The lows are the beauty of the island, the interesting places to go, the culture and the festivals.

Before you go “Wha..?”, let me explain.

Yes, Bali is beautiful. But do you remember what Aldoux Huxley said about paradise? The moment a paradise is found, it immediately turns to hell. And it’s true. It used to be beautiful, until everybody wants a piece of it. Approximately 164 hotels will be¬†opened in 2016 – as if Bali does not have enough hotels already. Water shortage is an ongoing crisis since forever, and yet they keep on building, developing, and the reclamation project in Benoa still lies in the grey area – nobody knows whether it’s going to happen or not. Soon, pictures of rice terrace can only be seen on postcards, as they become extinct and are only there for the sake of decoration.

Yes, there are interesting places to go, some new hip and cool eateries to try – but they are all trying to be unique and different that they end up being the same. The cliche decor, the taste of the food (no doubt adjusted to the Westerners’ tongue which is bland bland bland all the way), the music, the fresh-graduated servers with their bule-worshipping attitude. Not a local patron in sight. I guess I am safe because I am not Balinese, and I carry that non-chalant Jakartan attitude. But you will never find a Balinese family eating in those diners, expensive five-star Michelin-wannabe restaurants. I’ve tried to find out why but I can’t seem to get the proper answer. One of my friends works in an upscale Indonesian-fusion restaurant in Seminyak and he told me that Balinese do not find the whole thing enjoyable. It is not in their culture to dine out and have wine with their dinner. Yes, they will drink alcohol, but together with their friends at the Banjar, or at the comfort of their own home.

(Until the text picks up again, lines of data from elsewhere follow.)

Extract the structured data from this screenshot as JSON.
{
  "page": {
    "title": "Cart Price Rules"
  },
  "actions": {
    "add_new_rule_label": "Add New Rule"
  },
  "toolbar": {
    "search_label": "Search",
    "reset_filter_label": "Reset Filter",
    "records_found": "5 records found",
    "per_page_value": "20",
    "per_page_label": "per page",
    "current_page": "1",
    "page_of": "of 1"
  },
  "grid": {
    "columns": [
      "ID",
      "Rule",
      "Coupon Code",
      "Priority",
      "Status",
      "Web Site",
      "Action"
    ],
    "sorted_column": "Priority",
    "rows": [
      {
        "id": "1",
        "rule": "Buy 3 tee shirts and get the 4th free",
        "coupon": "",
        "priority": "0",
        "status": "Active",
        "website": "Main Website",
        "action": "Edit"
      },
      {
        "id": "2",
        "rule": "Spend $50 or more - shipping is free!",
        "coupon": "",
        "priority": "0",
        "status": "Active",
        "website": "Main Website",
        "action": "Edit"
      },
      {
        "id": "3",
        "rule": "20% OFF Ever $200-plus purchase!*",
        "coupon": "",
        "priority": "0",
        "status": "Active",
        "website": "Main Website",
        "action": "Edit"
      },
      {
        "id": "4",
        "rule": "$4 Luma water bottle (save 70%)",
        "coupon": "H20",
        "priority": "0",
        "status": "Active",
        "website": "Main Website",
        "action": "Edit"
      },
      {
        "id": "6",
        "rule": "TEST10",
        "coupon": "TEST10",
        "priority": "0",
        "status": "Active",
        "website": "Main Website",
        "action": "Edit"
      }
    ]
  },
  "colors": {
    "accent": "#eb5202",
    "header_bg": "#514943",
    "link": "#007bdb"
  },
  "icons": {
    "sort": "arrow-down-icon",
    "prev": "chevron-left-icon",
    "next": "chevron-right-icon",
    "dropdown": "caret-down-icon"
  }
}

And yes, the culture and the festivals are definitely still a magnet to the tourists coming from all parts of the world. It mesmerises me how the Balinese are so dedicated to their rituals, and that the ceremony and the offerings are still the most important aspects of their lives. But it is declining, and slowly losing its spirit. The younger generation do not try to preserve the culture as much as the older generation does. The young Balinese men are more interested in noisy motorcycles, wearing gangsta rapper outfit and showing off chunky, expensive accessories and body art to attract girls. The girls, in return, are interested with men who ride noisy motorcycles, prancing around in hot pants and taking about one-hundred selfies on their iPhones showcasing their pushed up cleavage on the social media. Innocence is gradually losing in the way that they are more interested to the material world, which is in total opposite of what attract people to Bali in the first place. The ritual is there, but so is the overdevelopment, the piles of bin liners full of trash¬†that are thrown into the bushes (as if they will magically be swallowed into the earth!), the stubbornness of the people who demand for jobs because a hotel is built in his village, never mind if he can actually work or not. Somehow, I don’t see the connection of this whole attitude with the rituals and the religions.

But my Italian friend loves it here. He comes from Milan and is deeply fascinated and addicted to the beach, says he can’t get enough and he will definitely come back. I did ask him why he wouldn’t stay in Europe, and he says Bali is much better.

Perhaps my rose-colored glasses have been broken, somewhere between 2013 to 2015.